With Ms. Carroll having been appointed several weeks after Mayor M.E. took office, I sent her the following e-mail on February 5th:
I told you in December that we could discuss your vision if you were retained by Mayor Bowser. Though you are no longer with DHS, my promise still holds true. With you now leading DOES, our paths will still cross; as I'm pretty heavy on the homeless employment piece. I believe that the District doesn't really want to enable homeless or low-income people to remain in DC or to find affordable housing. The gov and biz structure is set up to push poor folk out of the city.I also believe that the homeless employment issue is a big can of worms and that anyone who devotes themselves to addressing it will suffer many headaches as they follow its many tentacles into areas like discrimination, workers' rights, job-training issues etc. Nonetheless, I'll keep pushing the ticket until someone in the administration takes on this headache. I'll BE the headache until you commit yourself to taking on the headache of homeless employment. Would you like to meet and discuss homeless employment?????

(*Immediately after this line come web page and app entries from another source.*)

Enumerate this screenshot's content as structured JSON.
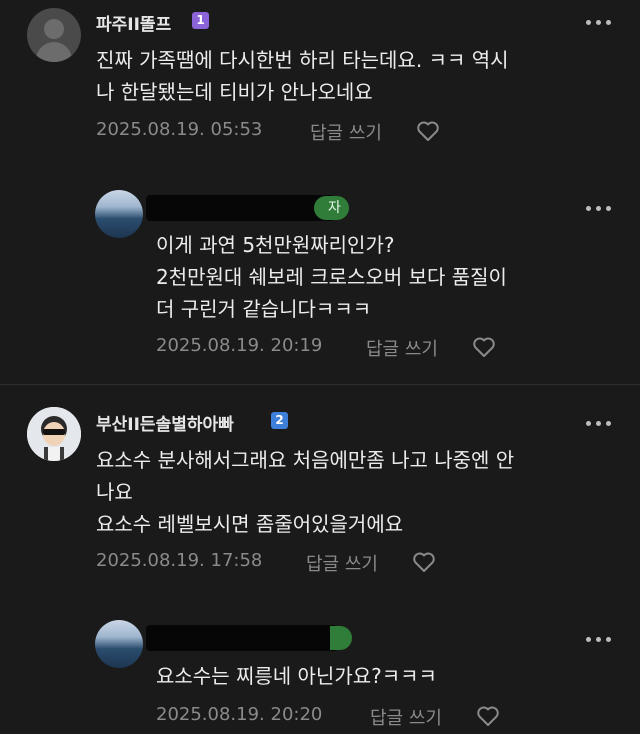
{
  "comments": [
    {
      "nickname": "파주II똘프",
      "level": "1",
      "lines": [
        "진짜 가족땜에 다시한번 하리 타는데요. ㅋㅋ 역시",
        "나 한달됐는데 티비가 안나오네요"
      ],
      "timestamp": "2025.08.19. 05:53",
      "reply_label": "답글 쓰기"
    },
    {
      "author_badge": "자",
      "lines": [
        "이게 과연 5천만원짜리인가?",
        "2천만원대 쉐보레 크로스오버 보다 품질이",
        "더 구린거 같습니다ㅋㅋㅋ"
      ],
      "timestamp": "2025.08.19. 20:19",
      "reply_label": "답글 쓰기"
    },
    {
      "nickname": "부산II든솔별하아빠",
      "level": "2",
      "lines": [
        "요소수 분사해서그래요 처음에만좀 나고 나중엔 안",
        "나요",
        "요소수 레벨보시면 좀줄어있을거에요"
      ],
      "timestamp": "2025.08.19. 17:58",
      "reply_label": "답글 쓰기"
    },
    {
      "lines": [
        "요소수는 찌릉네 아닌가요?ㅋㅋㅋ"
      ],
      "timestamp": "2025.08.19. 20:20",
      "reply_label": "답글 쓰기"
    }
  ]
}
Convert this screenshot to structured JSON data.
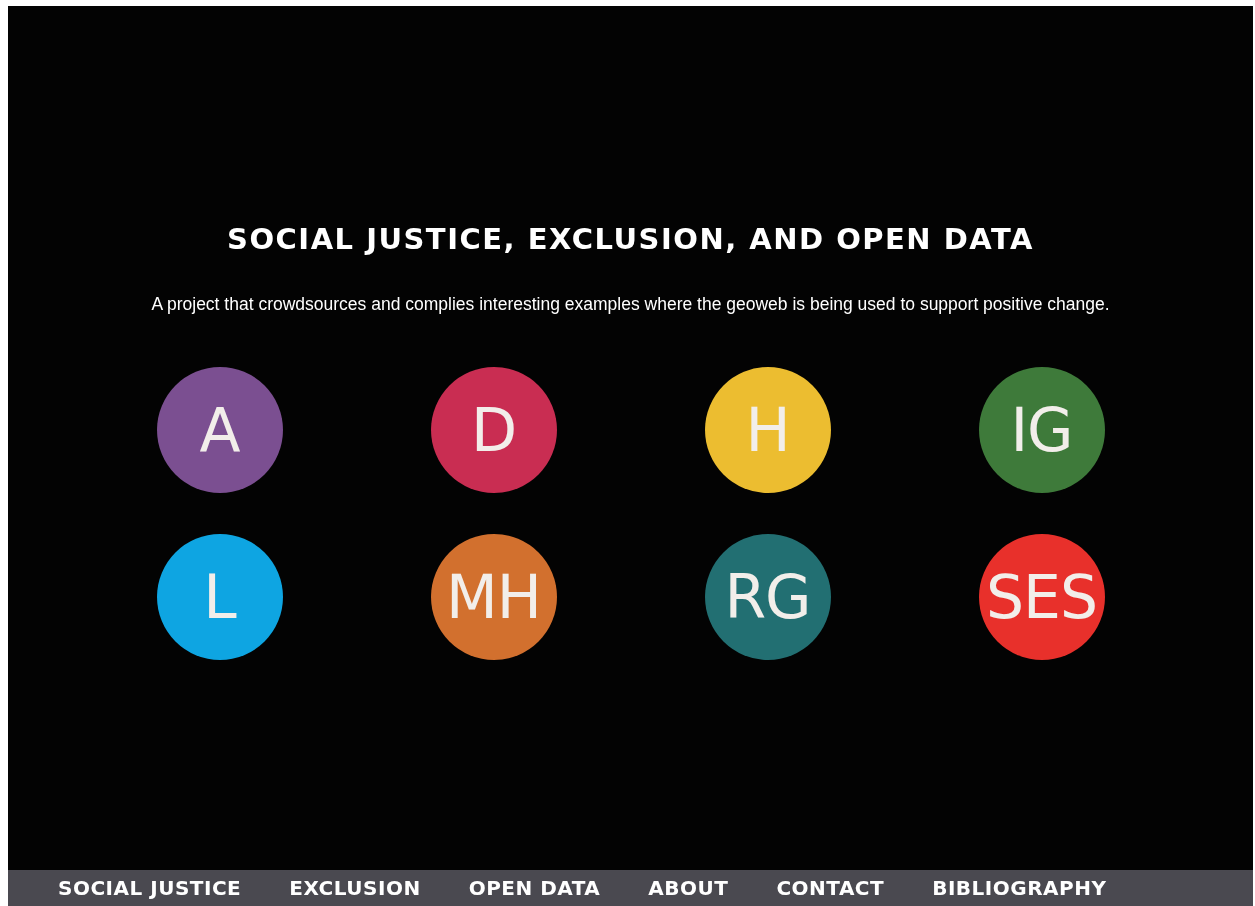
{
  "header": {
    "title": "SOCIAL JUSTICE, EXCLUSION, AND OPEN DATA",
    "subtitle": "A project that crowdsources and complies interesting examples where the geoweb is being used to support positive change."
  },
  "topics": [
    {
      "label": "A",
      "color": "#7b4f91"
    },
    {
      "label": "D",
      "color": "#c92d52"
    },
    {
      "label": "H",
      "color": "#ecbd30"
    },
    {
      "label": "IG",
      "color": "#3e7a3a"
    },
    {
      "label": "L",
      "color": "#0ea5e2"
    },
    {
      "label": "MH",
      "color": "#d2702e"
    },
    {
      "label": "RG",
      "color": "#226f72"
    },
    {
      "label": "SES",
      "color": "#e8302b"
    }
  ],
  "nav": [
    "SOCIAL JUSTICE",
    "EXCLUSION",
    "OPEN DATA",
    "ABOUT",
    "CONTACT",
    "BIBLIOGRAPHY"
  ]
}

She took up my offer to meet, though it wasn't the tense one-on-one that I initially thought it would be. As we arranged the meeting, we decided to bring other homelessness and employment stakeholders to the table. That meeting took place on Friday, March 13th, 2015.
I arrived at 1:28 for a 1:30 meeting, found that there were about 15 people at the conference table conducting a meeting that I was given the wrong time for and began to wonder if the "bum" steer was intentional. The conversation was about employment issues faced by homeless parents

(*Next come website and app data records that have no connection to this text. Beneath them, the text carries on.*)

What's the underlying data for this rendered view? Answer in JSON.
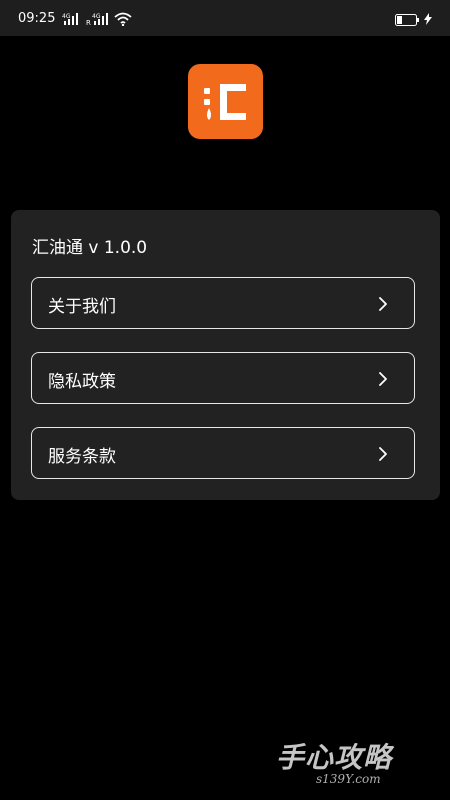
{
  "status_bar": {
    "time": "09:25",
    "signal1_tag": "4G",
    "signal2_tag": "4G",
    "signal2_roaming": "R",
    "icons": [
      "signal-icon",
      "signal-icon",
      "wifi-icon",
      "battery-icon",
      "charging-icon"
    ]
  },
  "app": {
    "logo_icon": "hui-logo-icon",
    "brand_color": "#f26a1b",
    "version_label": "汇油通 v 1.0.0"
  },
  "menu": {
    "items": [
      {
        "label": "关于我们"
      },
      {
        "label": "隐私政策"
      },
      {
        "label": "服务条款"
      }
    ],
    "chevron_icon": "chevron-right-icon"
  },
  "watermark": {
    "text": "手心攻略",
    "sub": "s139Y.com"
  }
}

whose average age range is 18 to 24 years old. Then, at 1:45 Ms. Carroll said, "Let's transition". She told me that I indeed had not been given a bum steer but that I walked in on the tail end of a different meeting

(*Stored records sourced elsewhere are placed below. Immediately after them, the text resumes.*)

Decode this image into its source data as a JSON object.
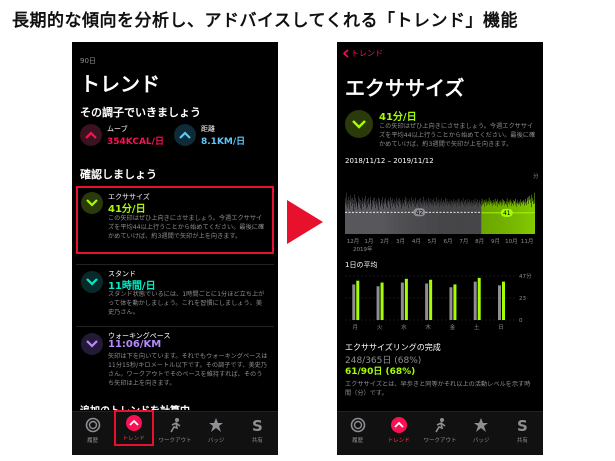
{
  "headline": "長期的な傾向を分析し、アドバイスしてくれる「トレンド」機能",
  "left": {
    "period": "90日",
    "title": "トレンド",
    "keep_section": "その調子でいきましょう",
    "move": {
      "label": "ムーブ",
      "value": "354KCAL/日"
    },
    "distance": {
      "label": "距離",
      "value": "8.1KM/日"
    },
    "check_section": "確認しましょう",
    "exercise": {
      "label": "エクササイズ",
      "value": "41分/日",
      "desc": "この矢印はぜひ上向きにさせましょう。今週エクササイズを平均44以上行うことから始めてください。最後に確かめていけば、約3週間で矢印が上を向きます。"
    },
    "stand": {
      "label": "スタンド",
      "value": "11時間/日",
      "desc": "スタンド状態でいるには、1時間ごとに1分ほど立ち上がって体を動かしましょう。これを習慣にしましょう、美史乃さん。"
    },
    "walk": {
      "label": "ウォーキングペース",
      "value": "11:06/KM",
      "desc": "矢印は下を向いています。それでもウォーキングペースは11分15秒/キロメートル以下です。その調子です、美史乃さん。ワークアウトでそのペースを維持すれば、そのうち矢印は上を向きます。"
    },
    "cut_text": "追加のトレンドを計算中"
  },
  "tabs": [
    {
      "label": "履歴",
      "icon": "history-icon"
    },
    {
      "label": "トレンド",
      "icon": "trend-icon"
    },
    {
      "label": "ワークアウト",
      "icon": "workout-icon"
    },
    {
      "label": "バッジ",
      "icon": "badge-icon"
    },
    {
      "label": "共有",
      "icon": "share-icon"
    }
  ],
  "right": {
    "back": "トレンド",
    "title": "エクササイズ",
    "value": "41分/日",
    "desc": "この矢印はぜひ上向きにさせましょう。今週エクササイズを平均44以上行うことから始めてください。最後に確かめていけば、約3週間で矢印が上を向きます。",
    "range": "2018/11/12 – 2019/11/12",
    "avg_old": "42",
    "avg_new": "41",
    "daily_title": "1日の平均",
    "ring_title": "エクササイズリングの完成",
    "ring_year": "248/365日 (68%)",
    "ring_90": "61/90日 (68%)",
    "footer": "エクササイズとは、早歩きと同等かそれ以上の活動レベルを示す時間（分）です。"
  },
  "chart_data": [
    {
      "type": "bar",
      "title": "",
      "categories": [
        "12月",
        "1月",
        "2月",
        "3月",
        "4月",
        "5月",
        "6月",
        "7月",
        "8月",
        "9月",
        "10月",
        "11月"
      ],
      "year_label": "2019年",
      "ylim": [
        0,
        120
      ],
      "ytick_top": "分",
      "reference_lines": [
        42,
        41
      ],
      "series": [
        {
          "values": [
            60,
            70,
            55,
            80,
            65,
            50,
            58,
            72,
            66,
            48,
            62,
            75,
            54,
            68,
            70,
            59,
            44,
            66,
            77,
            58,
            52,
            70,
            64,
            60,
            48,
            55,
            73,
            61,
            69,
            57,
            50,
            66,
            62,
            47,
            71,
            58,
            64,
            53,
            60,
            68,
            56,
            74,
            49,
            63,
            67,
            52,
            58,
            70,
            61,
            55,
            65,
            72,
            48,
            59,
            66,
            53,
            62,
            69,
            57,
            71,
            64,
            50,
            58,
            67,
            54,
            61,
            70,
            46,
            63,
            68,
            57,
            52,
            66,
            60,
            72,
            55,
            61,
            49,
            67,
            58,
            63,
            70,
            54,
            59,
            65,
            51,
            68,
            62,
            57,
            64,
            72,
            48,
            60,
            66,
            53,
            69,
            58,
            61,
            55,
            67,
            63,
            50,
            71,
            59,
            64,
            56,
            68,
            52,
            62,
            70,
            57,
            65,
            49,
            60,
            67,
            54,
            61,
            58,
            66,
            53,
            72,
            63,
            55,
            69,
            57,
            61,
            64,
            50,
            68,
            59,
            62,
            56,
            71,
            53,
            65,
            60,
            58,
            67,
            54,
            63,
            70,
            52,
            61,
            57,
            66,
            59,
            64,
            55,
            68,
            51,
            62,
            69,
            57,
            60,
            65,
            53,
            72,
            58,
            61,
            66,
            54,
            63,
            59,
            67,
            56,
            62,
            70,
            52,
            64,
            58,
            60,
            68,
            55,
            61,
            57,
            66,
            53,
            69,
            62,
            59,
            63,
            56,
            71,
            54,
            60,
            65,
            58,
            67,
            52,
            61,
            64,
            57,
            69,
            55,
            62,
            60,
            66,
            53,
            63,
            59,
            70,
            56,
            61,
            68,
            54,
            64,
            58,
            62,
            57,
            67,
            55,
            60,
            65,
            52,
            63,
            59,
            68,
            56,
            61,
            64,
            58,
            66,
            53,
            62,
            60,
            67,
            55,
            69,
            57,
            63,
            54,
            61,
            65,
            58,
            62,
            70,
            56,
            59,
            64,
            52,
            66,
            60,
            57,
            68,
            55,
            63,
            61,
            58,
            67,
            54,
            62,
            59,
            65,
            53,
            60,
            66,
            57,
            64,
            56,
            69,
            58,
            61,
            63,
            55,
            67,
            52,
            60,
            62,
            65,
            57,
            59,
            64,
            54,
            68,
            56,
            61,
            58,
            66,
            53,
            63,
            60,
            67,
            55,
            62,
            57,
            64,
            59,
            70,
            56,
            61,
            65,
            58,
            63,
            54,
            60,
            66,
            57,
            62,
            59,
            68,
            55,
            61,
            64,
            53,
            67,
            58,
            60,
            63,
            56,
            65,
            59,
            62,
            54,
            68,
            57,
            61,
            66,
            55,
            64,
            60,
            58,
            63,
            56,
            69,
            52,
            62,
            59,
            65,
            57,
            61,
            67,
            54,
            63,
            60,
            58,
            66,
            55,
            62,
            64,
            57,
            68,
            53,
            61,
            59,
            65,
            56,
            60,
            63,
            58,
            67,
            54,
            62,
            60,
            64,
            57,
            61,
            66,
            55,
            63,
            59,
            68,
            56,
            62,
            70,
            65,
            72,
            58,
            66,
            74,
            60,
            68,
            52,
            76,
            63,
            70,
            58,
            65,
            80,
            59
          ]
        }
      ]
    },
    {
      "type": "bar",
      "title": "1日の平均",
      "categories": [
        "月",
        "火",
        "水",
        "木",
        "金",
        "土",
        "日"
      ],
      "yticks": [
        "47分",
        "23",
        "0"
      ],
      "ylim": [
        0,
        47
      ],
      "series": [
        {
          "name": "year",
          "values": [
            38,
            36,
            40,
            39,
            35,
            41,
            37
          ]
        },
        {
          "name": "recent",
          "values": [
            42,
            40,
            44,
            43,
            38,
            45,
            41
          ]
        }
      ]
    }
  ],
  "colors": {
    "red": "#fa1155",
    "green": "#a6ff00",
    "blue": "#5ac8fa",
    "cyan": "#00f0c8",
    "purple": "#b78bff",
    "highlight": "#e8112d"
  }
}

that ran past the scheduled end time. Cynicism reversed.
The 15-ish of us talked from 1:45 to approximately 2:20 about my concerns around homeless employment. The group gave me the lion's share of the time so that I could say what I had to say. In stark contrast to her council hearing mannerisms, Deborah Carroll interrupted me several times to say, "I can answer that". She then proceeded to give me straight, unambiguous and detailed answers. Surprise. Surprise.
At one point I told this room full of DC Government employees, "I like to think backwards; so, I should apply for a job with DC Government". After we all got a really good laugh, I explained that we should start our thinking with the goal of connecting people to both housing and jobs and think backwards to what needs to happen to get us there. We discussed other ideas pertaining to homeless employment which I'll
address in another blog post, this one having already obtained quite the ungodly length. FULL STOP.